WHAT YOU SHOULD DO:
Keep only the lines of the data below that contain "source", and copy them.

Interface dataset entries:
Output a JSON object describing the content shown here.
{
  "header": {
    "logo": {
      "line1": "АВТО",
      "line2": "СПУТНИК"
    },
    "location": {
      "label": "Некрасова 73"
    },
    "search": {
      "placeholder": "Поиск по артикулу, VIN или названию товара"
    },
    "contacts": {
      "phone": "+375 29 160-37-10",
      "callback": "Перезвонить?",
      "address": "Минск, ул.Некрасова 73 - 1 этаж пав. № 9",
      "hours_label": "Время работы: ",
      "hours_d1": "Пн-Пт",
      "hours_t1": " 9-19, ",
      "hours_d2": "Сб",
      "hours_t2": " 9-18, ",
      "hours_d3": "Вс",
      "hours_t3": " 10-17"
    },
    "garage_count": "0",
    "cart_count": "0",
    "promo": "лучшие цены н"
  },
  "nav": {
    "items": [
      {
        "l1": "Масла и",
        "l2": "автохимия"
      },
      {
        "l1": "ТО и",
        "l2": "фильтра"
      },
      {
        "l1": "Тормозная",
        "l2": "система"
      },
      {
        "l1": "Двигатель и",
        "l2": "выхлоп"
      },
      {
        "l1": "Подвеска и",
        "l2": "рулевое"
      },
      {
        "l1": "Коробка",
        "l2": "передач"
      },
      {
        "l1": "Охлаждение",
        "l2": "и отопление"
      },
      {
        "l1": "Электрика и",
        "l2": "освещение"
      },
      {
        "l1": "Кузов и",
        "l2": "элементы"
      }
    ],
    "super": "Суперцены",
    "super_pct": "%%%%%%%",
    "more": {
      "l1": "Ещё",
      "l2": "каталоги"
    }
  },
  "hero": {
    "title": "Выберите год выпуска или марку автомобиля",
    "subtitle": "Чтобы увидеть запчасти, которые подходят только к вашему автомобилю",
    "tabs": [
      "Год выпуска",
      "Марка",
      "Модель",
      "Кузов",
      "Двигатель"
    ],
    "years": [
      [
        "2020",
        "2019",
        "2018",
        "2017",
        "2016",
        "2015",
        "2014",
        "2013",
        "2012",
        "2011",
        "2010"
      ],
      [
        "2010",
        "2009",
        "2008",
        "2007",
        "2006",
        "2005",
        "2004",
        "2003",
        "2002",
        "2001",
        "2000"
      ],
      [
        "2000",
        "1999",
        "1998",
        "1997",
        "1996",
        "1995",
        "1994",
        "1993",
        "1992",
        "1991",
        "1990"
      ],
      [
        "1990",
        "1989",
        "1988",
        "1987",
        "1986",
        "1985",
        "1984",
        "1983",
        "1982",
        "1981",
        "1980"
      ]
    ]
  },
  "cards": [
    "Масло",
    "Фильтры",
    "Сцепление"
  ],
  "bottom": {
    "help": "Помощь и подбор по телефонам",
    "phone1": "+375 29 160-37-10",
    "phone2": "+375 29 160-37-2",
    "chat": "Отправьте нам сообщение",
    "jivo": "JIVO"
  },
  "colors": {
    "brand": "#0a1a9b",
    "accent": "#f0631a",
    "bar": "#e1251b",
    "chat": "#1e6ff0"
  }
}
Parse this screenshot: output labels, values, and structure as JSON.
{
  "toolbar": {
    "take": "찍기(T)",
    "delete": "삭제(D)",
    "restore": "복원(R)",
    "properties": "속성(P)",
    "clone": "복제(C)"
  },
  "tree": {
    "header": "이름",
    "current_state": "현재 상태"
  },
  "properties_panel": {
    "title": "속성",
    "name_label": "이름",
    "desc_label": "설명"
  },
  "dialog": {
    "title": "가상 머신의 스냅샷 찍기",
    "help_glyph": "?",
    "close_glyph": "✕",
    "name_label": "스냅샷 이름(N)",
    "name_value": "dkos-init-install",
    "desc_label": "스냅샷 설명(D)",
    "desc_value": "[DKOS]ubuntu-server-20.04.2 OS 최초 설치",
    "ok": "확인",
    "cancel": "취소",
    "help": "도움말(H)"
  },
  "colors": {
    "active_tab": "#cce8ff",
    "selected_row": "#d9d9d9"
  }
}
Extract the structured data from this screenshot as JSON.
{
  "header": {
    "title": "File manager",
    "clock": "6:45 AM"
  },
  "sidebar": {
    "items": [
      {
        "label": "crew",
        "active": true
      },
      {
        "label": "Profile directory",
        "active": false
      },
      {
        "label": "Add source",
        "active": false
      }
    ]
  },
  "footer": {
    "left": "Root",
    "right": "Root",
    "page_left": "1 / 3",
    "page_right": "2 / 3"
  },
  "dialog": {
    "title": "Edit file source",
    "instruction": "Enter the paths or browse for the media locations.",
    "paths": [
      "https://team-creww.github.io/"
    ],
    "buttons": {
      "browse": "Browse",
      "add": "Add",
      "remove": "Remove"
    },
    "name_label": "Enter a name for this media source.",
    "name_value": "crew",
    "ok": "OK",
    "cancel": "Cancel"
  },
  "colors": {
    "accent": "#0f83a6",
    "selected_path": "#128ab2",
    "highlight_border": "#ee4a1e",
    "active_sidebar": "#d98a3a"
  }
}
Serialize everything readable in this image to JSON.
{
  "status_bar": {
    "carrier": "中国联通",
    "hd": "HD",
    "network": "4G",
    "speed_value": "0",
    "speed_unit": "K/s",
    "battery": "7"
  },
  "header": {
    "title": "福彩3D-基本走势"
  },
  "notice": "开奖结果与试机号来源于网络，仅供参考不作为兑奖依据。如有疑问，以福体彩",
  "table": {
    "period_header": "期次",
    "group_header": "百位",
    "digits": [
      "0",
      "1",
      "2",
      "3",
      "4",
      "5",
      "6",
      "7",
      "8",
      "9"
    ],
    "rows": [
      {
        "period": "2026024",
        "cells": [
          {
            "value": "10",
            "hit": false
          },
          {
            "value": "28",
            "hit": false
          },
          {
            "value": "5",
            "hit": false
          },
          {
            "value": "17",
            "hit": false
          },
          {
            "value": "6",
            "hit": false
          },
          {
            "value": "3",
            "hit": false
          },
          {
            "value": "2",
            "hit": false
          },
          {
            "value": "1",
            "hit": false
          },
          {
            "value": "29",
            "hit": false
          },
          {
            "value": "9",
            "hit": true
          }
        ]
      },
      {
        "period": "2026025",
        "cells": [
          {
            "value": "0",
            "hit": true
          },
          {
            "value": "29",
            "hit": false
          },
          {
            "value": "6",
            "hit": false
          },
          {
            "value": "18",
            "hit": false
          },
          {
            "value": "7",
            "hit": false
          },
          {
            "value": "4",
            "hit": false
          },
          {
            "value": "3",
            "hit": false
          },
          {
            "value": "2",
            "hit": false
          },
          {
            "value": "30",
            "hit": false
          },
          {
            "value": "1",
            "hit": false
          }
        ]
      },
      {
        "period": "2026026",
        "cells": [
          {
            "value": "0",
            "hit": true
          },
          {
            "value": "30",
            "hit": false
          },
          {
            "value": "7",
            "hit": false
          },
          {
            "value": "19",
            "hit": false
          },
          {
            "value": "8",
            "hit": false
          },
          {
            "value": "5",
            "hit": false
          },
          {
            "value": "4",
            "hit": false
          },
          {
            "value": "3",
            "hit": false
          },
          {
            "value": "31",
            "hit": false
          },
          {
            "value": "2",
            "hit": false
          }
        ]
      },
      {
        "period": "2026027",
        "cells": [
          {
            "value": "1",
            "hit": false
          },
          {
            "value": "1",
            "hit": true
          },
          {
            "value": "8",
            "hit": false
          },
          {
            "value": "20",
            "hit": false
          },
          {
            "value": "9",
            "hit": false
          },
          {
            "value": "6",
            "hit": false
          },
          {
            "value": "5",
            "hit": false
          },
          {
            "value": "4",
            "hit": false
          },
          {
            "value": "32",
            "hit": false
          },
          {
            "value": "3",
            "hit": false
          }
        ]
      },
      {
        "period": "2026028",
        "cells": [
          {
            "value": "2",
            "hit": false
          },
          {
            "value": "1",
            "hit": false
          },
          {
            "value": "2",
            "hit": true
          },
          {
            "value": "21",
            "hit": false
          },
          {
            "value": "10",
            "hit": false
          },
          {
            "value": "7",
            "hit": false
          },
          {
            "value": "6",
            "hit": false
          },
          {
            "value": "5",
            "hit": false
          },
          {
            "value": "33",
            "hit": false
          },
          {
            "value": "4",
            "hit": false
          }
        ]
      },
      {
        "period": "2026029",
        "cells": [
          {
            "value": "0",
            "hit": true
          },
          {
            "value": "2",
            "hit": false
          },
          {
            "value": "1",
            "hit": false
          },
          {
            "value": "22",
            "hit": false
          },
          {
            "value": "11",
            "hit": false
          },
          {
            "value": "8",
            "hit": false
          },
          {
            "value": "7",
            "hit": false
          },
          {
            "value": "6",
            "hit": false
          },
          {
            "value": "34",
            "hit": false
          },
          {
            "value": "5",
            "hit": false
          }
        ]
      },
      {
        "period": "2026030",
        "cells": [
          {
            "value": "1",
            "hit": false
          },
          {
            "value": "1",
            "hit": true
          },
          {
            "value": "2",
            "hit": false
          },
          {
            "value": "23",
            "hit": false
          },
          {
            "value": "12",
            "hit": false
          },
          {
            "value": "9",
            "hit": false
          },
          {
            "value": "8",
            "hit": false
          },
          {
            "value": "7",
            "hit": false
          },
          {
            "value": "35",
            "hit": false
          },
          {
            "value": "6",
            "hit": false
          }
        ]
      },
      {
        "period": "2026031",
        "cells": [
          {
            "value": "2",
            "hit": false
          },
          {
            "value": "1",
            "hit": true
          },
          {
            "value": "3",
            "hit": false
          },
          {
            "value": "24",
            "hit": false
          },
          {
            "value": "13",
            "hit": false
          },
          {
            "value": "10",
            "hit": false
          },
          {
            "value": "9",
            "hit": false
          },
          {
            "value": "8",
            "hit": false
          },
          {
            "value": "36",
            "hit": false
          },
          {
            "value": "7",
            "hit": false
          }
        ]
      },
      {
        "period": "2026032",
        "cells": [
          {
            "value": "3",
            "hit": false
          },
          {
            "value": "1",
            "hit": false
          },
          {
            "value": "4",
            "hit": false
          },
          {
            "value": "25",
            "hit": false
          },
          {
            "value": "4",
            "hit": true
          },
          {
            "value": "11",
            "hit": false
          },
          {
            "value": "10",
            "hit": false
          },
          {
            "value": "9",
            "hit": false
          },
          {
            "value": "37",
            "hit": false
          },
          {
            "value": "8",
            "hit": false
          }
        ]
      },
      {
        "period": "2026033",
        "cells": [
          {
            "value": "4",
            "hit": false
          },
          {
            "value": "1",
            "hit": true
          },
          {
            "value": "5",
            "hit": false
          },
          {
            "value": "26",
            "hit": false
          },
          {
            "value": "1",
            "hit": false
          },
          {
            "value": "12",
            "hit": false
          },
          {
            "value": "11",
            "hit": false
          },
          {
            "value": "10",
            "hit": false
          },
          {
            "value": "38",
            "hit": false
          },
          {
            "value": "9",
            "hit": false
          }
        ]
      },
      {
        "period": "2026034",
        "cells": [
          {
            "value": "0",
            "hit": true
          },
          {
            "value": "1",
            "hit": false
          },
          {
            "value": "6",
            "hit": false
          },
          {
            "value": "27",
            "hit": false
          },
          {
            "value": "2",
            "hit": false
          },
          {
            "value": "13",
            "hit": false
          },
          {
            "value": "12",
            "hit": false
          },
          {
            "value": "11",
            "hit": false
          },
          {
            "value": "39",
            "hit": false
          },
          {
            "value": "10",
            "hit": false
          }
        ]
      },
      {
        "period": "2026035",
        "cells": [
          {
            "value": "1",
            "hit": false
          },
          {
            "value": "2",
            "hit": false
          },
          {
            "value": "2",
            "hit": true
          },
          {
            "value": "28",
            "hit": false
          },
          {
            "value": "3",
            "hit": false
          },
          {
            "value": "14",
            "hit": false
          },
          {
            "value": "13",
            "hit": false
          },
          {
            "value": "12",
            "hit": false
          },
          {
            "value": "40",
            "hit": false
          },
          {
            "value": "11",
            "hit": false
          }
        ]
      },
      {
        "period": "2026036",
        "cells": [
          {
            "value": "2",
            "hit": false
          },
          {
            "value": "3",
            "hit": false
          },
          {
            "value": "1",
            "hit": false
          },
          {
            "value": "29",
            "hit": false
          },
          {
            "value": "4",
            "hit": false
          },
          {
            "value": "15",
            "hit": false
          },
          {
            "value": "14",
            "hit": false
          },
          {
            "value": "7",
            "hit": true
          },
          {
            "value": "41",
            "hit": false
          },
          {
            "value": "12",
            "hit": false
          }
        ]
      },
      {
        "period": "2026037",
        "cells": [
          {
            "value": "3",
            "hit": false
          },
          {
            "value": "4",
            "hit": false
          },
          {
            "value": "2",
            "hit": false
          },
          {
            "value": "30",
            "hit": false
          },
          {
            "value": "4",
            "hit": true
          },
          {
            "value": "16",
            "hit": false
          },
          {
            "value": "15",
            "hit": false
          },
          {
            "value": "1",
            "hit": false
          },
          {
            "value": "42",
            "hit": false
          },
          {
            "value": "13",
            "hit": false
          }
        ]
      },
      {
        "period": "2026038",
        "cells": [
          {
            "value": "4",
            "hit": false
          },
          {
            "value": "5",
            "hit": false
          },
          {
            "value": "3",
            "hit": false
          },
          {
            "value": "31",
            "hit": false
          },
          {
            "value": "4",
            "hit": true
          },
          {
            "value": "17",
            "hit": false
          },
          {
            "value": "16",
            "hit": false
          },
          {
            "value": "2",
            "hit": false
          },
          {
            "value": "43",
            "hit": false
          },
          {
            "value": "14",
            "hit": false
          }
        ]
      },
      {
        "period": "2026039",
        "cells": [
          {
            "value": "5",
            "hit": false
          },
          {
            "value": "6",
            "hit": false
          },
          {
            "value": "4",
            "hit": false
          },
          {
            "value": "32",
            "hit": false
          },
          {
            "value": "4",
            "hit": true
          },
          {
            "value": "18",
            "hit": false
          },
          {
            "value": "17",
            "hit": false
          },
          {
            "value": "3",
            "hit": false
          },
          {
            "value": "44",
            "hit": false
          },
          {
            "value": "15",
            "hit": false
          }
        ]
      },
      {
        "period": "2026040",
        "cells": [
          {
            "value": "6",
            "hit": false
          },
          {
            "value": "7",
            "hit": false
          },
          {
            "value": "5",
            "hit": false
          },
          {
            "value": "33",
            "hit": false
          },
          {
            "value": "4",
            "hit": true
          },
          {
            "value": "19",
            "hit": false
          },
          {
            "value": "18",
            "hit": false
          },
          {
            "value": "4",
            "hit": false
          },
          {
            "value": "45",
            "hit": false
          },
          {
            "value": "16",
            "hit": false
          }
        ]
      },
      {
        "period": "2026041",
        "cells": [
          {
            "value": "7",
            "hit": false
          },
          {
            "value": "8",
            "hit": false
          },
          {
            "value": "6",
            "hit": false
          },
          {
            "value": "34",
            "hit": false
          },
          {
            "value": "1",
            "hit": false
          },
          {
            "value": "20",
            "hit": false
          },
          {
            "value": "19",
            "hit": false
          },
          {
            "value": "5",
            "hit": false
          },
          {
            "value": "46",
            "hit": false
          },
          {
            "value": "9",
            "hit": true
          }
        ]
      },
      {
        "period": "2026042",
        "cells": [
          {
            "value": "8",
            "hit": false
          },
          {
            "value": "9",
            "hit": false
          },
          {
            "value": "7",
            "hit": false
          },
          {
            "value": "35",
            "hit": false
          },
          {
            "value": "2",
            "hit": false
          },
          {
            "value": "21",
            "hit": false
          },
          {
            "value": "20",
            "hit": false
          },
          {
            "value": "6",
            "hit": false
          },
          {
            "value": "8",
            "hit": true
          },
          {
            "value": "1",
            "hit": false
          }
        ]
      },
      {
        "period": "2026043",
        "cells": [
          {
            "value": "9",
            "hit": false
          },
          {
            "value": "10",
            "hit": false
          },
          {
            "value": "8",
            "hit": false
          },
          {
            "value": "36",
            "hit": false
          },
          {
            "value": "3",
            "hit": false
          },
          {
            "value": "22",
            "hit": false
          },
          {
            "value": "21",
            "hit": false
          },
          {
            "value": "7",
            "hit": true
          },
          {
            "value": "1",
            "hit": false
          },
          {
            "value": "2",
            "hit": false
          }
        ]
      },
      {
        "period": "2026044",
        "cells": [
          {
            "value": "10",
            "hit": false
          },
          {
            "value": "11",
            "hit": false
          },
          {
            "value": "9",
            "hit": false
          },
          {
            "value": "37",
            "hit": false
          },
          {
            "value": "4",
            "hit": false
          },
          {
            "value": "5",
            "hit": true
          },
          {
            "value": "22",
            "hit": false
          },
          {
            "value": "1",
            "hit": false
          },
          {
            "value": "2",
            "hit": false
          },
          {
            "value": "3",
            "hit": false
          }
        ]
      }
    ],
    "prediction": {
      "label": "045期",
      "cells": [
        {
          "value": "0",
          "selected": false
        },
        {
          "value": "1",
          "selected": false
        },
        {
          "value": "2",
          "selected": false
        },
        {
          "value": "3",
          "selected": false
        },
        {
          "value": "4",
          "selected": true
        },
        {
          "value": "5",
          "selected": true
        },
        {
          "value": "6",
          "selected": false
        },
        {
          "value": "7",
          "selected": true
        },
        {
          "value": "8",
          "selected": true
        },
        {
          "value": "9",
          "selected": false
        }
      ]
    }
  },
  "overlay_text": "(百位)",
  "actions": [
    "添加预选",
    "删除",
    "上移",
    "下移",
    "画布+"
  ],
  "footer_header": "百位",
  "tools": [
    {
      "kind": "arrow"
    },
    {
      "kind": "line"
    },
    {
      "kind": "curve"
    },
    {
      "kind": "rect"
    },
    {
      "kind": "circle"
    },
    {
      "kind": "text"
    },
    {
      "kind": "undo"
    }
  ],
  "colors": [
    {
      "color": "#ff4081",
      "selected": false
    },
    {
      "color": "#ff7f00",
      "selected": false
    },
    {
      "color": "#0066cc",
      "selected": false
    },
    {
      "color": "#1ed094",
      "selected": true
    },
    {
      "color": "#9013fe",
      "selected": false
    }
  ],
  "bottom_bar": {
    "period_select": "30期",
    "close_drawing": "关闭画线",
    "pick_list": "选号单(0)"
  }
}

RESPONSE TO THIS TASK:
        "label": "Add source",
    "title": "Edit file source",
    "name_label": "Enter a name for this media source.",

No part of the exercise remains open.